This is the latest in a series of reports supplied by the Chamber of Shipping of America (CSA) with the intention of keeping BIMCO members appraised of legislative developments in the US affecting international shipping. BIMCO highlights only the relevant developments that would impact members. The full CSA November report is also provided.
US Coast Guard Maritime Blog on Ballast Water Management Regulations and Implementation Programs
The relatively new Assistant Commandant for Policy and Prevention, RADM John Nadeau, has posted a series of informational articles on the US Coast Guard Maritime Commons blog. The articles focus on a general overview, compliance perspective, type approvals, concerns relating to “plug and play” approach to system installations, contingency planning. There is an additional document which is the most recent Q and A document which captures US Coast Guard responses provided at a recent ballast water conference. The Maritime Commons blog may be viewed at http://mariners.coastguard.dodlive.mil/ and the series of articles is also available on the BIMCO website!
CSA Participation in the Sustainable Ocean Summit
CSA was pleased to present at the Sustainable Ocean Summit, convened by the World Ocean Council in late November. While a variety of ocean issues across the many sectors of ocean users was discussed, CSA provided presentations on commercial maritime industry trends through 2030 and ship strikes. CSA was pleased to represent the industry. Information about the summit may be viewed at https://www.oceancouncil.org/event/sustainable-ocean-summit-2017/
US Requirements for Reporting Death or Illness on Ships Destined for the United States

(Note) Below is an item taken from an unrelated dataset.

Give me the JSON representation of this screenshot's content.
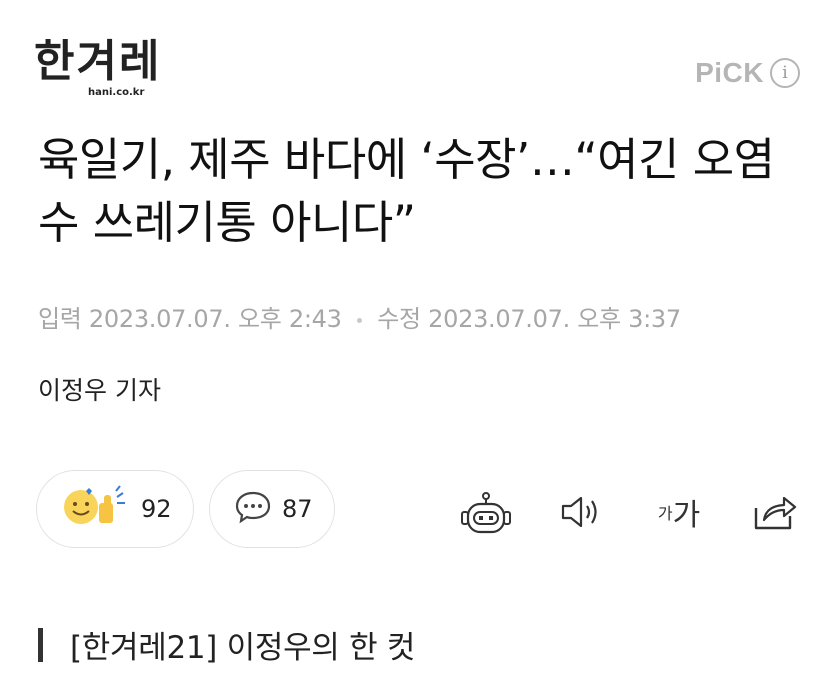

The US Centers for Disease Control has recently re-emphasized existing US regulations pertaining to the reporting of death or illness by a ship destined for a US port of entry. Specifically, U.S. regulations (42 CFR 71.21) require the master of a ship destined for a U.S. port of entry to immediately report any death or illness among the ship’s passengers or crew. This includes persons who have disembarked or have been removed from the ship due to illness or death. Reports must immediately be made to the CDC Quarantine Station(https://www.cdc.gov/quarantine/quarantinestationcontactlistfull.html) at or nearest the U.S. port of arrival. For ships arriving in the United States, this includes all deaths or illnesses that occurred within 15 days prior to arrival. For ships that have left the United States and will be returning to a U.S. port during the same voyage, this includes all deaths or illnesses that occurred within 15 days of departure. This is not a new requirements but rather a reminder of the current requirements as applicable to vessels, regardless of flag.